However, council officials are facing resistance from residents objecting to any rates increases.
On Saturday, ward 26 residents rejected the 4% increase proposal that would translate to a $158 096 230 budget in favour of, what officials have termed, a “standstill budget”.
According to the local authority, the revenue budget would be $107 298 518, while the capital budget will be $50 797 712.
Under the standstill budget, there would be no rates increases. During the meeting, residents, from the ward – which covers Emganwini and Nketa – expressed concern that effecting a 4% rise, the bulk of it would translate in council staff costs gobbling $62 096 980 at the expense of service delivery.
The staff costs would account for 58% of the budget, which is against government recommendations of 30% wage bill and 70% service delivery.
However, with a standstill scenario, staff costs account for $58 439 682.Leading the team, a council official, only identified as Khumalo, said by adopting a standstill budget, it would strain the local authority’s coffers and would affect service delivery.
But residents said council should maintain the current budget and only increases it when the economic conditions improve.
“There is high unemployment in the city and by effecting a 4% increase that would be a burden to most residents,” Amos Mazenga, a resident said.
“We are struggling to pay bills due to the harsh economic climate, however, we have no problem with council increasing rates when the country’s economic environment improves.” Some residents proposed that council come up with a ward based budget, as they feel short-changed due to uneven development in various wards.

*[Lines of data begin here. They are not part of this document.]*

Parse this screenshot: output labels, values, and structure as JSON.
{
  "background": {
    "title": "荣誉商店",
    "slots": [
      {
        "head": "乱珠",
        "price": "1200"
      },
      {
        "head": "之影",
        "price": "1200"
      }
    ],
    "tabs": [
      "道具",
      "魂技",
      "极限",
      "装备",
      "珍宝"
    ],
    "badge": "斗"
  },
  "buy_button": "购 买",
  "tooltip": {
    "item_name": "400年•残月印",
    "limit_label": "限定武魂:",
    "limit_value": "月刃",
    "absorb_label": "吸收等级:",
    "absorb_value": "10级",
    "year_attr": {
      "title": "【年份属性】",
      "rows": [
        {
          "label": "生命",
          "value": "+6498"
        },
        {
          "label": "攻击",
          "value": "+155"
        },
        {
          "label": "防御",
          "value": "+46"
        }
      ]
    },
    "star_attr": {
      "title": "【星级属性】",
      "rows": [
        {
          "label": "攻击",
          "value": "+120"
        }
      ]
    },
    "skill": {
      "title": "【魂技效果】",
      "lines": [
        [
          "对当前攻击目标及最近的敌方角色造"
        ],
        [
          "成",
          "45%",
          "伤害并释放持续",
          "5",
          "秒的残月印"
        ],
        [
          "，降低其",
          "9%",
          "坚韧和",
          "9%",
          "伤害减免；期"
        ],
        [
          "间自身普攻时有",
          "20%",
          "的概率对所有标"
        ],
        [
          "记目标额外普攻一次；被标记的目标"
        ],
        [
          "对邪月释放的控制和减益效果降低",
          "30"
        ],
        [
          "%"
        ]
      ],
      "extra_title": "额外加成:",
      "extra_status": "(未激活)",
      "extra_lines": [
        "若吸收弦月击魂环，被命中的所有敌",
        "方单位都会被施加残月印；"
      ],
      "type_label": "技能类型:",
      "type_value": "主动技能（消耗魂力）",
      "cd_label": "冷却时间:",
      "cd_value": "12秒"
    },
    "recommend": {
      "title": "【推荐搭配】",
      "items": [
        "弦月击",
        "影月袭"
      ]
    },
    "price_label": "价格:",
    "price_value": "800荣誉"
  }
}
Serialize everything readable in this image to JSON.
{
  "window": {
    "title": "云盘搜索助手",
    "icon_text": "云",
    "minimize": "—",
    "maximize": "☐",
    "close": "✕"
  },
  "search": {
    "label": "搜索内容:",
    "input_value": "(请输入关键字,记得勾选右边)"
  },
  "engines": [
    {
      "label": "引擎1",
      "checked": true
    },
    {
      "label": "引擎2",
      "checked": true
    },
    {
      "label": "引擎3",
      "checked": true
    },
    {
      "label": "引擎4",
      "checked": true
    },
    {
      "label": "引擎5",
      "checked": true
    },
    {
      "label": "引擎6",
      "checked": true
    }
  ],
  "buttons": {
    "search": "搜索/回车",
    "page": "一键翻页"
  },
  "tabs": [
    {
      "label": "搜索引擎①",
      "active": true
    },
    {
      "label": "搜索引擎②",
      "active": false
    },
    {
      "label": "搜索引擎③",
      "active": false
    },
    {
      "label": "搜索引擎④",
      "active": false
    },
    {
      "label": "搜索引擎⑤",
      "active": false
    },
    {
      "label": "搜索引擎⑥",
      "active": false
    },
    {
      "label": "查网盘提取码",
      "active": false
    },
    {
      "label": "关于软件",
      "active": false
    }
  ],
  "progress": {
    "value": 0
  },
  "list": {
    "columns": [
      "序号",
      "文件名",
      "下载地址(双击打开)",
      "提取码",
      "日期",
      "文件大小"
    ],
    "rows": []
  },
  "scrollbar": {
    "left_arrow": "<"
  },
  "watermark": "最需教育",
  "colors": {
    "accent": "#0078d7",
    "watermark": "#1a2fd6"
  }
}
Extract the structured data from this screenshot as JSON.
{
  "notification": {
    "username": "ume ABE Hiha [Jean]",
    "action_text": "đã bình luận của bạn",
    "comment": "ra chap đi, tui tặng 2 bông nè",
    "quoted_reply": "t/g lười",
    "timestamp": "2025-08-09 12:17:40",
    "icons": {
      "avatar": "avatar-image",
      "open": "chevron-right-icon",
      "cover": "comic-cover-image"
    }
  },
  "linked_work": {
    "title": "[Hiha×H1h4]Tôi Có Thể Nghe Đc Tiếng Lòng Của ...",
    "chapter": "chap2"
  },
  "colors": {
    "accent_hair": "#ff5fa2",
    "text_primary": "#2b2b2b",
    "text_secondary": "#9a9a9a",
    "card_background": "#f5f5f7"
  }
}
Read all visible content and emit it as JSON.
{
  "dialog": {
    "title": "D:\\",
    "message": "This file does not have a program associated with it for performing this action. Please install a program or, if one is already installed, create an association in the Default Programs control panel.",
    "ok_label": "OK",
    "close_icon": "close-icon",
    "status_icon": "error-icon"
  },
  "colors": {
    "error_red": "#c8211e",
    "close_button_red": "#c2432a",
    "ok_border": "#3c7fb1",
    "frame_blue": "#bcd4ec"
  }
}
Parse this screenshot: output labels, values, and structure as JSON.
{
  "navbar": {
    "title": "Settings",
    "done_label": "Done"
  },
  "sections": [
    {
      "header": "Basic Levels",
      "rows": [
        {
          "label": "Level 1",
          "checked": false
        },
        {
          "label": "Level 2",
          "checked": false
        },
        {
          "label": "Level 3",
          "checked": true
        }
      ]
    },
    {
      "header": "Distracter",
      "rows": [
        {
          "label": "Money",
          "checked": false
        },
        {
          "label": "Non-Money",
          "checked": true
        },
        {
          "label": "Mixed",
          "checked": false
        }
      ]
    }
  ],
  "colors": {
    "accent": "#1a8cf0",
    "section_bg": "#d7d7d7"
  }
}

According to the municipality, water provision ranks as the highest priority followed by health, sewerage, housing, roads, education, public lighting, social services and fire ambulances.
By factoring in the 4%, the council is set to use $32 million on water, health ($22m), sewerage ($9m), housing ($4m), roads ($5m), education ($7m), public lighting ($1m), social services ($11m) and $8 million on fire and ambulances.
The aim of the consultation meetings is to set out implementation challenges for 2015, confirm priority areas for the year and agree on options for financing.
Budget consultations are usually contentious, with residents usually demanding a budget that prioritises service delivery, though there is apathy with some reluctant to attend.
The local authority last year announced a $114 million budget for 2014, but in April the government ordered the local authority to slash it by $10 million.
The city lost $47 million after the government ordered State institutions and local authorities to write off debts accrued by residents from February 2009 to the end of June 2013.